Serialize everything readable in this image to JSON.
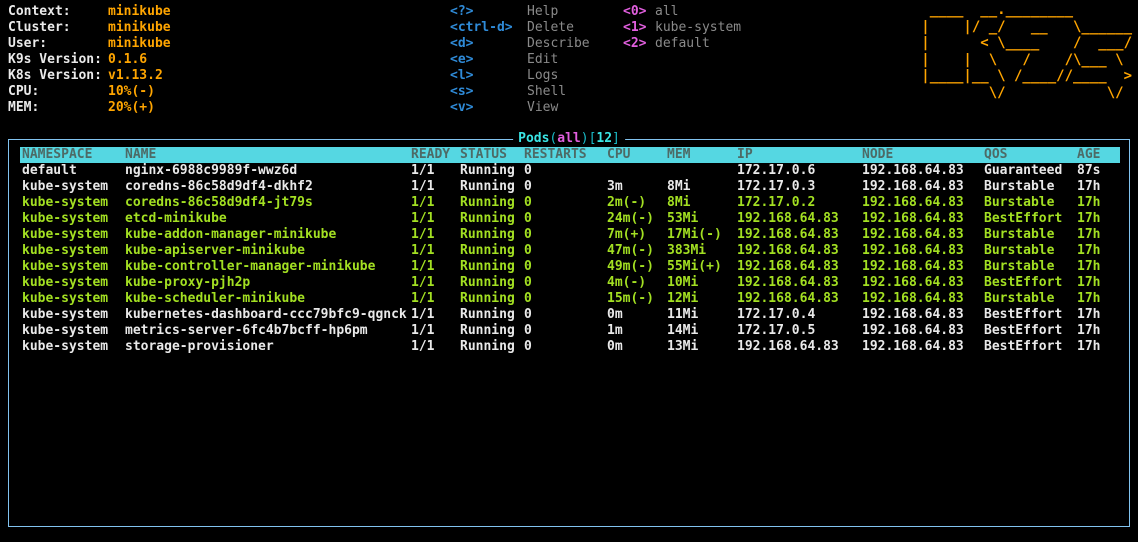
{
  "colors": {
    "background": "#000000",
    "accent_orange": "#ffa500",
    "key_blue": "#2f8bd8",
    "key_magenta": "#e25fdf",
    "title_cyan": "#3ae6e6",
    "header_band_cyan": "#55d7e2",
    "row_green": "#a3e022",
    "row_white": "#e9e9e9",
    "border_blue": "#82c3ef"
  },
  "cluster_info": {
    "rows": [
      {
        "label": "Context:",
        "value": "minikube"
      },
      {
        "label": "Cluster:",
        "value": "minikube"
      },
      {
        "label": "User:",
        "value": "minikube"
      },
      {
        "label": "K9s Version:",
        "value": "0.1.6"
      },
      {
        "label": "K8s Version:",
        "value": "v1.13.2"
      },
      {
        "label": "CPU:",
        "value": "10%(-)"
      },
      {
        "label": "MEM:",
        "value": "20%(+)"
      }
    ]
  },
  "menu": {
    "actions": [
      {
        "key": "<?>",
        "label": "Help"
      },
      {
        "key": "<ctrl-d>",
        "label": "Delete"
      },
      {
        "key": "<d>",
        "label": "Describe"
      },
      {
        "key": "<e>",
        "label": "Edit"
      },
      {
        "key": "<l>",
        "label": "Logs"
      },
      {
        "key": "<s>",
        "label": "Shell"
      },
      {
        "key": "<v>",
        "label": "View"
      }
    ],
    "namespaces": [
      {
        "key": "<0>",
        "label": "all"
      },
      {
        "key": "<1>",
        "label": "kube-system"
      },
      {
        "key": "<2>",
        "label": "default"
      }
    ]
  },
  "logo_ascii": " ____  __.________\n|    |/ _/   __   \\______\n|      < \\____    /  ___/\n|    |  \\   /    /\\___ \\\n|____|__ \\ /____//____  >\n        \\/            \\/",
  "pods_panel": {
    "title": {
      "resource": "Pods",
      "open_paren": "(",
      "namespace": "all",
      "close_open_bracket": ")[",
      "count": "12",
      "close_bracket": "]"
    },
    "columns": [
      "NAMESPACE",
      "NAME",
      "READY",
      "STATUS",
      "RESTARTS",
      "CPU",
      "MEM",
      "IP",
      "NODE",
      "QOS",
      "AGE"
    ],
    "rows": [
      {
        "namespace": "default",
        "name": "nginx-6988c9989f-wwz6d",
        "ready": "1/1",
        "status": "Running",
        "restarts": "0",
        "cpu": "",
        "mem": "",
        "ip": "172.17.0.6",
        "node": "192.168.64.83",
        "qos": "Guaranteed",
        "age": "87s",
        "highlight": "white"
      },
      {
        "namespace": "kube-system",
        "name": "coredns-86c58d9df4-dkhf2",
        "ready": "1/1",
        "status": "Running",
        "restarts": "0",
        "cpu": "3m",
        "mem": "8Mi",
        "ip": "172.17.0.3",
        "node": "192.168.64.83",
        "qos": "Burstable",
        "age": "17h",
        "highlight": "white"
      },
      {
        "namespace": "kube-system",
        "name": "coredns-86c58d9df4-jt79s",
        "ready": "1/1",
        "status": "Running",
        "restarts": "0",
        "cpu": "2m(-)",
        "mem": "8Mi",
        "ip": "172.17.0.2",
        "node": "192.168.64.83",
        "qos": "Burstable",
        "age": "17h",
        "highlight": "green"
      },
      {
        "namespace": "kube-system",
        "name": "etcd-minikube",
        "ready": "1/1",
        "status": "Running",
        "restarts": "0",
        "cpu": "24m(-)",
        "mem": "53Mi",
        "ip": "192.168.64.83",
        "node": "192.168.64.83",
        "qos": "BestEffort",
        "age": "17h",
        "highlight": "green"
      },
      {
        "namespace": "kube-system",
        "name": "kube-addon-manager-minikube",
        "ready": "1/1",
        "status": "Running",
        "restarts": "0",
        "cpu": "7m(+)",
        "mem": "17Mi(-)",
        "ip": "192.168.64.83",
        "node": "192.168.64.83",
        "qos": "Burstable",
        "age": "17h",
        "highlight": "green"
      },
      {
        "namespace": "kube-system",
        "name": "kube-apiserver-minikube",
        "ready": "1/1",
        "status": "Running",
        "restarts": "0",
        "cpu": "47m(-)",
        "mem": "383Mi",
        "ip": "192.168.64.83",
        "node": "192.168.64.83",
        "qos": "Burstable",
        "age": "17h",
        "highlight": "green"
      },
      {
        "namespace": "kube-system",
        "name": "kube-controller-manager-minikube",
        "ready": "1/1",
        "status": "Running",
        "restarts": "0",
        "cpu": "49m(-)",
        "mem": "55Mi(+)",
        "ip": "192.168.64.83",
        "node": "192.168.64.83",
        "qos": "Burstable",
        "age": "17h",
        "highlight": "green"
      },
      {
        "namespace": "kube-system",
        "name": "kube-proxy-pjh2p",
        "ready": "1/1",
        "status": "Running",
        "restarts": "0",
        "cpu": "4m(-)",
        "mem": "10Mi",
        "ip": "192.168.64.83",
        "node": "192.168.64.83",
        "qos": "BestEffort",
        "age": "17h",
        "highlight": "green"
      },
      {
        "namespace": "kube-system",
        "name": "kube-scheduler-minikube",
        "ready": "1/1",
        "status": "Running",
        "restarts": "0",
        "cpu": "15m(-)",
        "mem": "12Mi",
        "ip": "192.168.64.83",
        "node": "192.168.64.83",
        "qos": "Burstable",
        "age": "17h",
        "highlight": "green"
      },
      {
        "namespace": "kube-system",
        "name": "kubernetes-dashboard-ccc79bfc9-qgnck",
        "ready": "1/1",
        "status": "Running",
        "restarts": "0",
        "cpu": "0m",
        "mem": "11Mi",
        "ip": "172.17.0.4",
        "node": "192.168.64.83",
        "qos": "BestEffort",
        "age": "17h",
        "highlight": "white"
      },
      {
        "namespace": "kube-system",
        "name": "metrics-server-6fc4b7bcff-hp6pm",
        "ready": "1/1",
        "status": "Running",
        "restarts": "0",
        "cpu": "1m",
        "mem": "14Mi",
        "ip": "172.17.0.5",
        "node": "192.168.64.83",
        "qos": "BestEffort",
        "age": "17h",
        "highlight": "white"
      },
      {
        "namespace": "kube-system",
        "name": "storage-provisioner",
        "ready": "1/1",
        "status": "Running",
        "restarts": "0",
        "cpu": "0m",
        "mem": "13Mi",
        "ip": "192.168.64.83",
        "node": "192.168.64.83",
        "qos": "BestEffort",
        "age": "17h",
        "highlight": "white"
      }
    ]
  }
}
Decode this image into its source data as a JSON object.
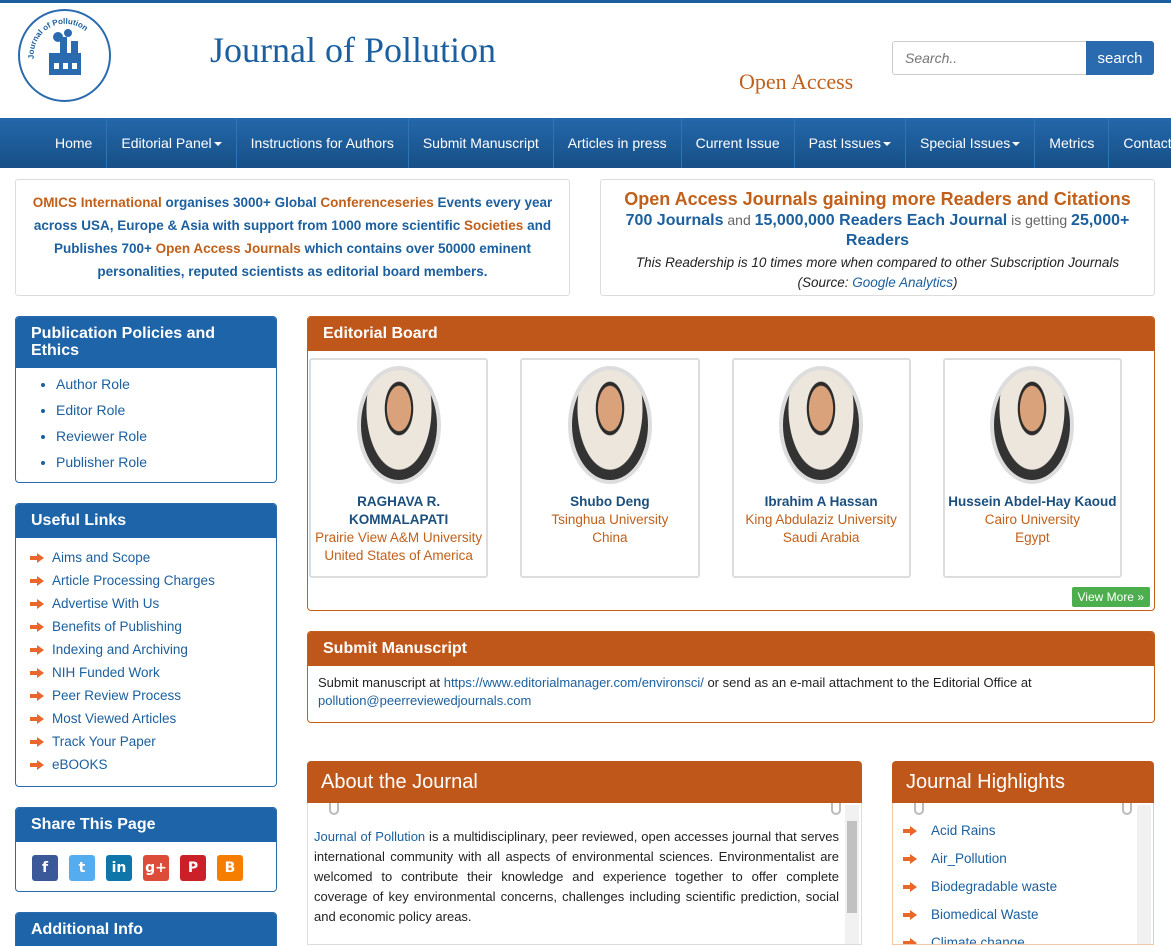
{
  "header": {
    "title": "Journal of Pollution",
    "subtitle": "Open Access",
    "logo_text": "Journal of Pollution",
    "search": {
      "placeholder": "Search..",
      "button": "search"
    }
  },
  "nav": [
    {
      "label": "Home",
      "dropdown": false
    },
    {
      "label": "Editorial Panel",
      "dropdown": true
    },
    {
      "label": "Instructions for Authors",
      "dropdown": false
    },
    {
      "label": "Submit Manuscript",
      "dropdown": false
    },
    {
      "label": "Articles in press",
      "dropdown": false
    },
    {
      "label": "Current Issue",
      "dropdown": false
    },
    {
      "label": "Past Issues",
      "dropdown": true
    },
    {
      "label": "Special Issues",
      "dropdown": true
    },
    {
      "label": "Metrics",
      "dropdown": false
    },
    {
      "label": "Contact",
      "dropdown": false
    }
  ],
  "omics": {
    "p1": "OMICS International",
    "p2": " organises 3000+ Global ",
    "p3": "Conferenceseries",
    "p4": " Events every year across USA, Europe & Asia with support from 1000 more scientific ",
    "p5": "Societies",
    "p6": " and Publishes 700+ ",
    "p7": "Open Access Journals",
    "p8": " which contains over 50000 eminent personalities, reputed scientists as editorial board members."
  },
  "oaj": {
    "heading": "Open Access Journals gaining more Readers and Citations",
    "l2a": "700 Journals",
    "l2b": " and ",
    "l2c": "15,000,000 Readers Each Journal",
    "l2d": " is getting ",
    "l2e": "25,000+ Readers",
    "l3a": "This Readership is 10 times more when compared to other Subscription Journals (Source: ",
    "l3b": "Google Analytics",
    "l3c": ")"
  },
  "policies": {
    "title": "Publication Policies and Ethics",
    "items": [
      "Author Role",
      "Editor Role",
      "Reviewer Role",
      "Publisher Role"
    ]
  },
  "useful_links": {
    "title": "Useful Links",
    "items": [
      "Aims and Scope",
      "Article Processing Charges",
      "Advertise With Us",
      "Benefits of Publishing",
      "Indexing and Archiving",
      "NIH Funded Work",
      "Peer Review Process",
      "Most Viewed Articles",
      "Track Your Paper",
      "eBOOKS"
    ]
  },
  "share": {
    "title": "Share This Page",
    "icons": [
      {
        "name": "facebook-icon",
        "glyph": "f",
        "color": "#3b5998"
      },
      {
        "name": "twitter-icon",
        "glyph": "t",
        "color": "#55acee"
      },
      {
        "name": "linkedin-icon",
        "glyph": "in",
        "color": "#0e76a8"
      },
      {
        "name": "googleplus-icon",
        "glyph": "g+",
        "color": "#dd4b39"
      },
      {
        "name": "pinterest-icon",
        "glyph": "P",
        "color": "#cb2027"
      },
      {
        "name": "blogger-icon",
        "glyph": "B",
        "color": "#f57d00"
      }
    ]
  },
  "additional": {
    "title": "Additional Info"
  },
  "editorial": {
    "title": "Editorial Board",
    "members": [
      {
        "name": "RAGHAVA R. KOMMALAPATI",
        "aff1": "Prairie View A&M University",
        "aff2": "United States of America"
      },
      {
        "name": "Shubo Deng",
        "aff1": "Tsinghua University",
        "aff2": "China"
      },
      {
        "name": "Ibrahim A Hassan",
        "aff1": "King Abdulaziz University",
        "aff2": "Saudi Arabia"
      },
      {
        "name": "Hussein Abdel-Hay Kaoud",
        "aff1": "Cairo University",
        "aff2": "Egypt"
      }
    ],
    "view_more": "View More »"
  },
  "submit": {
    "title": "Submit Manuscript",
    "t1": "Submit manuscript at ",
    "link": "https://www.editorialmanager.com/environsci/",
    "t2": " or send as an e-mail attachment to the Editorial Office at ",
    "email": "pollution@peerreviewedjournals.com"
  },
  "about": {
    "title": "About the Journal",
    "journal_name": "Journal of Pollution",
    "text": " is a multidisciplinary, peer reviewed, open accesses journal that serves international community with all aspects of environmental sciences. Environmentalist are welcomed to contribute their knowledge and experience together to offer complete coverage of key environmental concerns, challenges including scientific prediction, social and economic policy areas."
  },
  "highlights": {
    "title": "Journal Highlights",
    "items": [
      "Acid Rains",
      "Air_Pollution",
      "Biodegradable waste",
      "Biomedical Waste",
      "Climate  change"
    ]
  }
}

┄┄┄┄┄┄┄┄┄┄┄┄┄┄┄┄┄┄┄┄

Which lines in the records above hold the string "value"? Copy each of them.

        "value": "minikube"
        "value": "minikube"
        "value": "minikube"
        "value": "0.1.6"
        "value": "v1.13.2"
        "value": "10%(-)"
        "value": "20%(+)"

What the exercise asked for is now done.